As BookPeople CEO Charley Rejsek put it: “We’re losing all school business forever. That’s how it’s going to hurt us.”
Protect The 1st has reported about increasing efforts to censor school reading materials. Texas is at the forefront of this controversy. According to a study from the American Library Association, the Lone Star State saw the most attempts to ban books in 2022.
As we’ve also written, what is most needed in the context of book curation for school-aged minors is common sense. As a nation, we should seek to strike a balance between protecting the innocence of young people and throwing out material of great literary value just because it may include a few arguably inappropriate (for some) passages. Parents and teachers should be at the helm in these decisions – not private companies.

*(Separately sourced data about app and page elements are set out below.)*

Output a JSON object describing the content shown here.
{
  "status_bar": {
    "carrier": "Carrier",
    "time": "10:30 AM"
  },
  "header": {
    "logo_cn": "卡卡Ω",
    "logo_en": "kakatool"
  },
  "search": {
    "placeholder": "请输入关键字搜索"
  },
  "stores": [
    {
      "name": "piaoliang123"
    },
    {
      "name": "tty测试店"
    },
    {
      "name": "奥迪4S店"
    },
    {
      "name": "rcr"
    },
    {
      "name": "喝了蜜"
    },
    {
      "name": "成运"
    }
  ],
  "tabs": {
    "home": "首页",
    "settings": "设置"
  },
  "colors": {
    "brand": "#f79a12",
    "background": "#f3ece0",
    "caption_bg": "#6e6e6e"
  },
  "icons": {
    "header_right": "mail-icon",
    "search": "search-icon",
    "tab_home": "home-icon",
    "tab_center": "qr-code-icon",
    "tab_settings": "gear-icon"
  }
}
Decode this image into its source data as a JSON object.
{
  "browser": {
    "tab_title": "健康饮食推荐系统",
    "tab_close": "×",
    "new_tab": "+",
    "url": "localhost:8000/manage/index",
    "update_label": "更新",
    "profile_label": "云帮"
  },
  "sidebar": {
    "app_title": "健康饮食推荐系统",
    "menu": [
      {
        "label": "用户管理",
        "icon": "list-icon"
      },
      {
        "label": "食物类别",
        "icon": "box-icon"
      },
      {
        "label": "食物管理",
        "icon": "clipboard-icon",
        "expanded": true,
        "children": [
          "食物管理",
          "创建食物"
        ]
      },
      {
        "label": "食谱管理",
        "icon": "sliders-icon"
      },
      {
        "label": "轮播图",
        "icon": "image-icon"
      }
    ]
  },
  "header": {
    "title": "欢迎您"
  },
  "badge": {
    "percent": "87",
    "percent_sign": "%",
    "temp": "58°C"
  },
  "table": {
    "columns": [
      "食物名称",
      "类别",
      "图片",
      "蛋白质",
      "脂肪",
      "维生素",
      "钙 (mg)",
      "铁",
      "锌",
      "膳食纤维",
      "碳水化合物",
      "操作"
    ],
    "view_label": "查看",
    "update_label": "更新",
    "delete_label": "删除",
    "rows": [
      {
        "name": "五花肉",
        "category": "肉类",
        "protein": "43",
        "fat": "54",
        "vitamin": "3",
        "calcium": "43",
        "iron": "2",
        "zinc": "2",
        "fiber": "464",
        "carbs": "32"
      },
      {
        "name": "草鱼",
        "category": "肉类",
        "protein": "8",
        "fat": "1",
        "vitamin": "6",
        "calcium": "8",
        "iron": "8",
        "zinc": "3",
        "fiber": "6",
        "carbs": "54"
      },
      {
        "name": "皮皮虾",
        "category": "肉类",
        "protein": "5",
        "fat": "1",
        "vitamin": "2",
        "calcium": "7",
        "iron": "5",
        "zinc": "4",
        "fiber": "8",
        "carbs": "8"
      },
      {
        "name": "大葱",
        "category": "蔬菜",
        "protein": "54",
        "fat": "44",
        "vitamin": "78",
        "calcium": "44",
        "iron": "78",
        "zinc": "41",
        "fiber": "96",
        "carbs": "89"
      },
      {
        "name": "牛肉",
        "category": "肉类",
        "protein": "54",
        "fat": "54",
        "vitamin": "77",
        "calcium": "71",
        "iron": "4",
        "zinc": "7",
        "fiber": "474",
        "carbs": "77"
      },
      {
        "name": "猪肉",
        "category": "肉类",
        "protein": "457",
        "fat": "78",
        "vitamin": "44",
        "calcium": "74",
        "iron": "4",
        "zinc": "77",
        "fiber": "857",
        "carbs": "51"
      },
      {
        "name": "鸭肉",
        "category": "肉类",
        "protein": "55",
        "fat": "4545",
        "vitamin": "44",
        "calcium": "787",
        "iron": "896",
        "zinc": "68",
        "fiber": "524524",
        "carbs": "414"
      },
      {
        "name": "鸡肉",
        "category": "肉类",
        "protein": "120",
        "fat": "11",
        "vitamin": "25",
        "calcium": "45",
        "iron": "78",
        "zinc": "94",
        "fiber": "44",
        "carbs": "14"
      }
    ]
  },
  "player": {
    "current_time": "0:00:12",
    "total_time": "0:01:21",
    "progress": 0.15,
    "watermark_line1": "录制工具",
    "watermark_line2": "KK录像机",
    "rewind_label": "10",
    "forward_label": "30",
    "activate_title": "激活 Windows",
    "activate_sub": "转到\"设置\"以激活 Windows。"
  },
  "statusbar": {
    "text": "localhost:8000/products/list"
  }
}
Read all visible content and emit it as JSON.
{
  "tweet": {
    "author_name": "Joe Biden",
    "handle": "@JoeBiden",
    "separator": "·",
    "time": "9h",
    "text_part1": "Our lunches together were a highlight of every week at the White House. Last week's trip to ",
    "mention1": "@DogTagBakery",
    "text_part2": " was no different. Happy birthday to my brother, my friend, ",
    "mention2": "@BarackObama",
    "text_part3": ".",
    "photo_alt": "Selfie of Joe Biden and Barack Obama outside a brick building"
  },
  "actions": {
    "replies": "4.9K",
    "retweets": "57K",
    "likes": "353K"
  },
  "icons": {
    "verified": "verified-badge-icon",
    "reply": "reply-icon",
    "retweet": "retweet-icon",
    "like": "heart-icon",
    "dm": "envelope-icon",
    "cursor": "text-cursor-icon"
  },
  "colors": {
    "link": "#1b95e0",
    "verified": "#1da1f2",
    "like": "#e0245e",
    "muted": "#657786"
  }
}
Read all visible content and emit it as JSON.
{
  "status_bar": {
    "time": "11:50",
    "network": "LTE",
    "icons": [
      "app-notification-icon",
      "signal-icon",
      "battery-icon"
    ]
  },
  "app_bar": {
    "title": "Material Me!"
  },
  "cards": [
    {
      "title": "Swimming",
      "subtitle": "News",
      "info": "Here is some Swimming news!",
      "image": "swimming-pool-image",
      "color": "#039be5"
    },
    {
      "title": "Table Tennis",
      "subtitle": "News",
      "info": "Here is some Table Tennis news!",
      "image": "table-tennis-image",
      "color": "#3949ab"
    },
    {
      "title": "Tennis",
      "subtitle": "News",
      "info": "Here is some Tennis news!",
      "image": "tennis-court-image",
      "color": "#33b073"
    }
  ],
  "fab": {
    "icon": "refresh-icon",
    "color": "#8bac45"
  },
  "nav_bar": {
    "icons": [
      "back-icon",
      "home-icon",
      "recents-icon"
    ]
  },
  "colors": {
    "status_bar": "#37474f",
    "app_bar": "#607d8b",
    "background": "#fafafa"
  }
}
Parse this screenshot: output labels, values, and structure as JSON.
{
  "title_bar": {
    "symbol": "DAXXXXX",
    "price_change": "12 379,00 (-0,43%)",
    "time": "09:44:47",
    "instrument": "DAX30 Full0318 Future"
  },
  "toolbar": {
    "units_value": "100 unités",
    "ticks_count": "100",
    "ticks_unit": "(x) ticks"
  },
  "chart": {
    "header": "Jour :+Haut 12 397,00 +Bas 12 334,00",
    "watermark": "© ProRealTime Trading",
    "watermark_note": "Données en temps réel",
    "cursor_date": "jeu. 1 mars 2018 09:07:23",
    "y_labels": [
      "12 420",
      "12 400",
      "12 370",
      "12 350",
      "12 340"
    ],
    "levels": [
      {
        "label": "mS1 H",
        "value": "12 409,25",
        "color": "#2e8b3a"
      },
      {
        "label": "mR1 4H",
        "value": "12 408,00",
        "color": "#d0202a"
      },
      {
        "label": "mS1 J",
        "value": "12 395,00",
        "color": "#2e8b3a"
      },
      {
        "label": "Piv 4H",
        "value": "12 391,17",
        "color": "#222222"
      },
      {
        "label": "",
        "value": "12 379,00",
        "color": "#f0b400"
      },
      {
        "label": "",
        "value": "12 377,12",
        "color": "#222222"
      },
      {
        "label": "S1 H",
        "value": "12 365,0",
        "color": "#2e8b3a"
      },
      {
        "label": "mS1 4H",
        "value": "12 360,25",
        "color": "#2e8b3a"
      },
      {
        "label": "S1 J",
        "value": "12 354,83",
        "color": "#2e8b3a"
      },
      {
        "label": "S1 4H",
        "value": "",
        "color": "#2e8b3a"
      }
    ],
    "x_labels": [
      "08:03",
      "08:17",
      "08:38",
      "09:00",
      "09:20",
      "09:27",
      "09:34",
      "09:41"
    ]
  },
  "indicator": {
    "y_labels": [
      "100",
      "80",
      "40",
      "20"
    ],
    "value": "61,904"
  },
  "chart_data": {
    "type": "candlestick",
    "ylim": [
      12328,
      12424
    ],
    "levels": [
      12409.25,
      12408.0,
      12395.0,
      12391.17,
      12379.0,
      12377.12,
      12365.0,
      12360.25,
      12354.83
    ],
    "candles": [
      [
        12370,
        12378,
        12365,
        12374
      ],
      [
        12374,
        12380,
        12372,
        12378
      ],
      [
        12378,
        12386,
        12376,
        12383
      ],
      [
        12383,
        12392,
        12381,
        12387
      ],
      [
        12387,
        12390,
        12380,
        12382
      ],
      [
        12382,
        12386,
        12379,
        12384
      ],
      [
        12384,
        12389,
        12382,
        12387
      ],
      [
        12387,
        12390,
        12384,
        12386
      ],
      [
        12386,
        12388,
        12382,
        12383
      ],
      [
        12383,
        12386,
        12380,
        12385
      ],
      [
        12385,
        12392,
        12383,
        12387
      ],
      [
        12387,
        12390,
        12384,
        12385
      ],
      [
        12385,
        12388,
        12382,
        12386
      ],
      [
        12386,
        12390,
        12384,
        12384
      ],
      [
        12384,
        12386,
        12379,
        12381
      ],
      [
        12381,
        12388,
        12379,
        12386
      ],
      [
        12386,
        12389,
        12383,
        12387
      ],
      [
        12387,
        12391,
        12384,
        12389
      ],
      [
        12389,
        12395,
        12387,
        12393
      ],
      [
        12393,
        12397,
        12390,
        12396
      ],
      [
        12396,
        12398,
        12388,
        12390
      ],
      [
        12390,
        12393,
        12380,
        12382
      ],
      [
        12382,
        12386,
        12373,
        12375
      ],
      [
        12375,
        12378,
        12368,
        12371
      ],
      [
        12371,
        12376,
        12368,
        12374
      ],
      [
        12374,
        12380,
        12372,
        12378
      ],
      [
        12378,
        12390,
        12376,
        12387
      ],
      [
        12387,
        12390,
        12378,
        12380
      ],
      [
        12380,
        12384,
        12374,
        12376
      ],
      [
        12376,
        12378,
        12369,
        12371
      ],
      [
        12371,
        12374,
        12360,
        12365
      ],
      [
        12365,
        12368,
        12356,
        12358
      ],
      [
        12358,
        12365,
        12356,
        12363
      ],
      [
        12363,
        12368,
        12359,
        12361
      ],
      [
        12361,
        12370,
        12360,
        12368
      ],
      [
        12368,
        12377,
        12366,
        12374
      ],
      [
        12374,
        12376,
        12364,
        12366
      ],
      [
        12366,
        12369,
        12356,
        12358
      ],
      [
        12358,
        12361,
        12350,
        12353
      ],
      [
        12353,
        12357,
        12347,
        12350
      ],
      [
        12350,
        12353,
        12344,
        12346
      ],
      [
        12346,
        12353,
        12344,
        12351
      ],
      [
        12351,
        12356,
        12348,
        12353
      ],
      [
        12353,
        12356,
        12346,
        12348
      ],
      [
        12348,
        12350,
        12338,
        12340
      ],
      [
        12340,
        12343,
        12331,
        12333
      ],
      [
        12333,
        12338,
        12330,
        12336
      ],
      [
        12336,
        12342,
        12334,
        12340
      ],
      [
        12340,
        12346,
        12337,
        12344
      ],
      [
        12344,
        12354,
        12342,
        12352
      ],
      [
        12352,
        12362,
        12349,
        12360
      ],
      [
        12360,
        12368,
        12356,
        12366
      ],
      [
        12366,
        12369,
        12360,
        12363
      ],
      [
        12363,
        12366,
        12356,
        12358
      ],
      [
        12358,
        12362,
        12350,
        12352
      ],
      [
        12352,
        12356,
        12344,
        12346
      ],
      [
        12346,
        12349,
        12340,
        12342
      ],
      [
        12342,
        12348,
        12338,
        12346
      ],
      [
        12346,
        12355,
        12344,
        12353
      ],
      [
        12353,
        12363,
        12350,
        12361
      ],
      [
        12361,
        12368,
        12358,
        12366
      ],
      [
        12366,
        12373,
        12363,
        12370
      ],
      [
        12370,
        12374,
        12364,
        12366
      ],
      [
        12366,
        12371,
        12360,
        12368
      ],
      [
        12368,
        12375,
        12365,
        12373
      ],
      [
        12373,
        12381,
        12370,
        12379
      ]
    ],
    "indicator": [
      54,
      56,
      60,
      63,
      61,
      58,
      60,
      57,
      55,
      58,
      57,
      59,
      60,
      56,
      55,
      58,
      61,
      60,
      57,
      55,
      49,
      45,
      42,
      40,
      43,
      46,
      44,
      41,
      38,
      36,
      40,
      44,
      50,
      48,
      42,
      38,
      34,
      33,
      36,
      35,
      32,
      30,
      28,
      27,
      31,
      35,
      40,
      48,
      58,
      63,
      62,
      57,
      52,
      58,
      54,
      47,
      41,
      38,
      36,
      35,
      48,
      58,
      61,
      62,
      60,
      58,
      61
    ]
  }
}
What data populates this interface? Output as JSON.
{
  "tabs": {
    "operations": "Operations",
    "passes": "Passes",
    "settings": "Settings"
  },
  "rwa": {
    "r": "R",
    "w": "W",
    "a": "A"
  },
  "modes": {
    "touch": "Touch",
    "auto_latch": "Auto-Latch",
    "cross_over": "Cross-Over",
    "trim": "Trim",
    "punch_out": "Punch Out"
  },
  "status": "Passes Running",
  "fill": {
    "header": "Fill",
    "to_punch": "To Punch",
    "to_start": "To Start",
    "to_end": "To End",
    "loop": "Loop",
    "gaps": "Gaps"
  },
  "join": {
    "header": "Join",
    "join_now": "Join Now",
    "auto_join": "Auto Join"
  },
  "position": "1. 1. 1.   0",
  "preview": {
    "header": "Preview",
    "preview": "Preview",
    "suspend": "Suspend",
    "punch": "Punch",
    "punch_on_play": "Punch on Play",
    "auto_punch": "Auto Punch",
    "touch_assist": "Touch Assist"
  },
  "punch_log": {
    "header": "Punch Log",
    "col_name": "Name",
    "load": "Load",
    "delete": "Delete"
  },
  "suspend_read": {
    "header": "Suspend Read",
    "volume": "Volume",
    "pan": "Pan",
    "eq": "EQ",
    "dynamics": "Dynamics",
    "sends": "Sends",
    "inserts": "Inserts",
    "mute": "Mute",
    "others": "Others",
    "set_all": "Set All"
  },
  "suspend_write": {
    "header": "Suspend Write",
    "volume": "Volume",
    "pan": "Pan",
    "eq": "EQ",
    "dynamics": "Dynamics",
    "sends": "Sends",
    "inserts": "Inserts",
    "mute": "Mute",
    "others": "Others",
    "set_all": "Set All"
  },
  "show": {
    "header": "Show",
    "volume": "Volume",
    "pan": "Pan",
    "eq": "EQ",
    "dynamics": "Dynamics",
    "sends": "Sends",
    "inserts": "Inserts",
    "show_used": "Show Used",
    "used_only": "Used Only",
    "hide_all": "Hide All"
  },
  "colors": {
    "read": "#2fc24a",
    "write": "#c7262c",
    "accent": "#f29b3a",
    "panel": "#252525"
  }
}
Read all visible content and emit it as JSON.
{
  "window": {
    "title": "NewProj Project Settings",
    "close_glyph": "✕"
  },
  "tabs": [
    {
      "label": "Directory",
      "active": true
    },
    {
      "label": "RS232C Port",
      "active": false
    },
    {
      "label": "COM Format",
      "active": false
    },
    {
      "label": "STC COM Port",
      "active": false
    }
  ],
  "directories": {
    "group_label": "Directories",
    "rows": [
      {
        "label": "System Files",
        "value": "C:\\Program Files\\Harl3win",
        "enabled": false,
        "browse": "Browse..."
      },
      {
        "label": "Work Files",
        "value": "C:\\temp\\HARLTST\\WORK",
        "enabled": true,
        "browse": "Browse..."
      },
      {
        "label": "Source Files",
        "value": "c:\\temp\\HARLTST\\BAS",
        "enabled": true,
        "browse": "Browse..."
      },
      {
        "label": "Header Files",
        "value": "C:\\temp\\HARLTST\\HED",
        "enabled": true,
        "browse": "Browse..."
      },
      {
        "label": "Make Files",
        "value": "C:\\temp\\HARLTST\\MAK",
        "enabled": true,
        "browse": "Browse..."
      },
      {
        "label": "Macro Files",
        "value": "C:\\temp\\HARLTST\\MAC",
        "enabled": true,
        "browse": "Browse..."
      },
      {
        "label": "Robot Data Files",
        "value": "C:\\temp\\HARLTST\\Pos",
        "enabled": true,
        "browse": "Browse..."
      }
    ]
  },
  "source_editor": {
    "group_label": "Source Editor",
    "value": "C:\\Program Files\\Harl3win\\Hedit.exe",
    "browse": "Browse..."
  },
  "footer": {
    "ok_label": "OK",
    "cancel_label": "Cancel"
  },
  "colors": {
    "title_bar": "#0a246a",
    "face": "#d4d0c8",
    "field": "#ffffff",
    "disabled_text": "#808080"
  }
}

What HB 900 purports to do is legislate common sense. Logistically, that’s hard achieve. As one bookseller analogized, this situation would be like a movie studio releasing a film and then requiring individual theaters to rate it. Who’s to say how interpretations might differ from Regal to AMC to Alamo Drafthouse?
Again, curation is absolutely necessary for children’s books, but it should be the responsibility of schools to know what they are buying. And it should be the responsibility of the legislature to pass laws that are not untenably vague.
Asked whether Larry McMurtry’s Pulitzer Prize-wining Lonesome Dove – the great Texas novel – would be removed under the new standards, READER Act sponsor Rep. Jared Patterson said: “I don’t care if it’s ‘Lonesome Dove’ or any other novel — if it has sexually explicit material, I would view that as an incredible win for the students of the state to not have that material in the library.”
Such a decision would be up to an individual bookseller. In this litigious age, with the threat of losing access to a lucrative market, the likelihood is that whenever there is any judgment call, the bookseller will have to always go “thumbs down.” These will always be business decisions, not literary and cultural judgements.
Unsurprisingly, the READER Act is currently embroiled in litigation. Judge Alan D. Albright enjoined the law’s implementation on Sept. 18, citing its “unconstitutionally vague requirements.” The Fifth Circuit Court of Appeals subsequently blocked that move, allowing the law to take effect as it considers the case. Oral argument is currently scheduled for Nov. 29.
We’ll continue to monitor how this law unfolds.